Thousands came to Bergen Point on Saturday, October 13, for the annual Bergen Point Fall Festival. On a brisk and sunny 60-degree day, Broadway between 8th and 5th streets was closed to traffic and opened to pedestrians. Dining tables and food vendors were on hand. A music stage was set up near the Route 440 underpass where an a capella group sang oldies while the crowd sang along.
The Bayonne Urban Enterprise Zone, which organizes the festival, gave out free Halloween-themed donuts, dogs participated in a costume contest, kids bounced on inflatable rides, played boardwalk-style games, made sand art, and looked on as the Windmill Alliance hosted a car and motorcycle show.
“That car is really fast,” said Jameis, a toddler watching what looked like a row of giant hot wheels. Pointing at a classic Ford Mustang, he said, “I have that one at home.”
Other kids were entertained by a group of actors playing pirates. Kids decorated paper pirate hats, wore eye patches, and drew a pirate ship on the pavement with chalk.
Pirates and politicians
“Line up, my pirates,” said a pirate actor to a group of giggling kids, who were lined up before the chalk pirate ship. “We’re going to walk the plank.”

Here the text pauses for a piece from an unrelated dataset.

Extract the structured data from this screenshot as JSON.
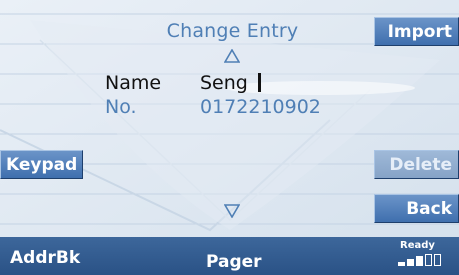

More dogs were wearing Halloween costumes than people this year. Football jerseys celebrating the start of football season and t-shirts supporting board of education candidates were more common. At the height of election season, many candidates set up tables to meet and greet potential voters. Meanwhile, flyers to vote for Democratic Senator Bob Menendez or his Republican challenger, Bob Hugin, were being handed out.
“The people here are very nice and festive,” — Penny Dee
The political costumes weren’t nearly as eye-catching as Marty Coretti and Captain Bayonne, who staked out their own table to sell copies of their amateur comedy film shot in Bayonne.
“I get a lot of looks,” said Coretti, who was wearing a green superhero costume with an accessory belt, complete with a fart gun. “Kids love this stuff. I’ve been getting a lot of photos.”
Penny Dee, who plays a role in the film, drove from Pennsylvania to attend the festival.
“The people here are very nice and festive,” said Dee, wearing a bright red wing. “I’ve seen a lot of kids dressed as princesses, unicorns, kitty cats. Adults think they’ve outgrown it, but some adults keep the kid inside. Those are the smart ones.”
Rory Pasquariello can be reached at firstname.lastname@example.org